[Dataset rows for apps and sites]

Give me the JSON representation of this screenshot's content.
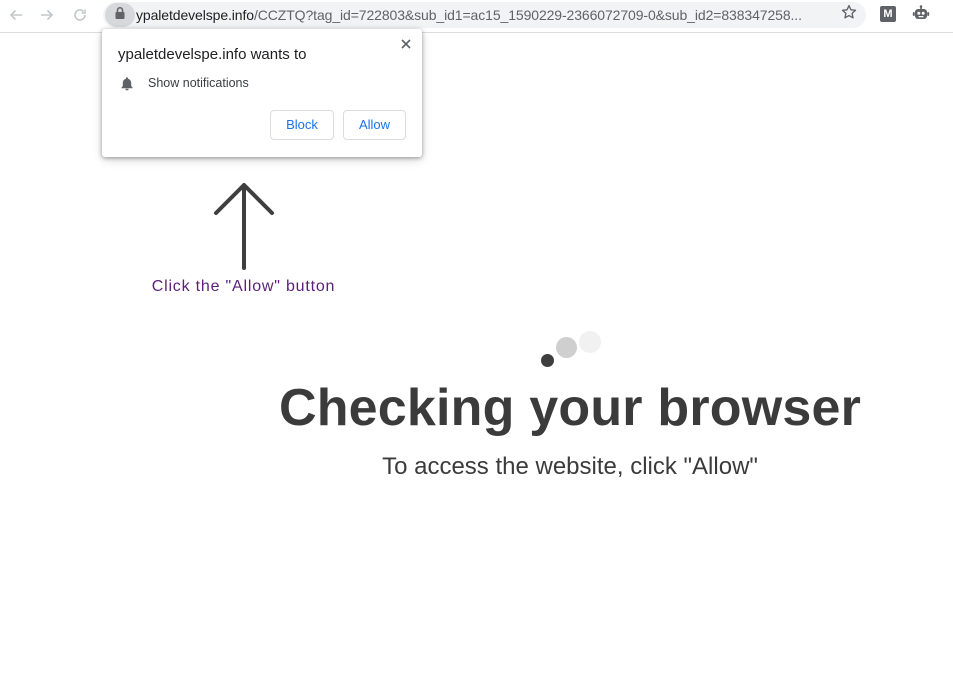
{
  "browser": {
    "url_host": "ypaletdevelspe.info",
    "url_path": "/CCZTQ?tag_id=722803&sub_id1=ac15_1590229-2366072709-0&sub_id2=838347258...",
    "back_icon": "arrow-left-icon",
    "forward_icon": "arrow-right-icon",
    "reload_icon": "reload-icon",
    "lock_icon": "lock-icon",
    "bookmark_icon": "star-icon",
    "extensions": [
      {
        "label": "M",
        "icon": "m-extension-icon"
      },
      {
        "label": "",
        "icon": "robot-extension-icon"
      }
    ]
  },
  "permission_popup": {
    "title": "ypaletdevelspe.info wants to",
    "permission_label": "Show notifications",
    "permission_icon": "bell-icon",
    "block_label": "Block",
    "allow_label": "Allow",
    "close_icon": "close-icon"
  },
  "page": {
    "hint": "Click the \"Allow\" button",
    "title": "Checking your browser",
    "subtitle": "To access the website, click \"Allow\"",
    "hint_color": "#5b1f7a",
    "text_color": "#3b3b3b",
    "accent_color": "#1a73e8"
  }
}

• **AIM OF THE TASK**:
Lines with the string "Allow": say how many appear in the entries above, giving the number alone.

• **SOLUTION TO THIS PROBLEM**:
3